[The data]

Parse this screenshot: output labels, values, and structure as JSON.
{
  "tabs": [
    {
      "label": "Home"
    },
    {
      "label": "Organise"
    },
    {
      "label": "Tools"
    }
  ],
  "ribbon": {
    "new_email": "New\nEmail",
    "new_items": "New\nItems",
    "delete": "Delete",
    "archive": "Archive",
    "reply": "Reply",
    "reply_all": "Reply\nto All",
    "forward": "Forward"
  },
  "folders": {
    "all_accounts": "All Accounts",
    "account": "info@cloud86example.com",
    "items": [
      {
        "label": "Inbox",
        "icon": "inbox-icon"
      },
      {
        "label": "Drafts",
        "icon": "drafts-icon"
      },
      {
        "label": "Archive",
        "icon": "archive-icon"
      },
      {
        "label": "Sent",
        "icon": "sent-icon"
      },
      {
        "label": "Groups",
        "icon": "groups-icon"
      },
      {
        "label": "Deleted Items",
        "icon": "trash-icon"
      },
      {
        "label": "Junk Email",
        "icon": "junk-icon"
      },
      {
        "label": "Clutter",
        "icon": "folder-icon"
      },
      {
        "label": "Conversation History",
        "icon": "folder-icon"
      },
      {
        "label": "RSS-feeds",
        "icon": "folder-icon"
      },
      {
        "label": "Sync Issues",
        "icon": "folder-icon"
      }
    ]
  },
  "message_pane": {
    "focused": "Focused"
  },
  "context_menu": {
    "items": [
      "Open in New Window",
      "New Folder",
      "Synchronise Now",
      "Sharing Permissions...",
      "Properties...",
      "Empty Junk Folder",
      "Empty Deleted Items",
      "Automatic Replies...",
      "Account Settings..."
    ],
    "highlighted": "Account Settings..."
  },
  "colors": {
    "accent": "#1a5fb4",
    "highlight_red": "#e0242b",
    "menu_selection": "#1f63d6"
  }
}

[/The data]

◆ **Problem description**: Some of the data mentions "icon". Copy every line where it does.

◆ **Exercise response**:
        "icon": "inbox-icon"
        "icon": "drafts-icon"
        "icon": "archive-icon"
        "icon": "sent-icon"
        "icon": "groups-icon"
        "icon": "trash-icon"
        "icon": "junk-icon"
        "icon": "folder-icon"
        "icon": "folder-icon"
        "icon": "folder-icon"
        "icon": "folder-icon"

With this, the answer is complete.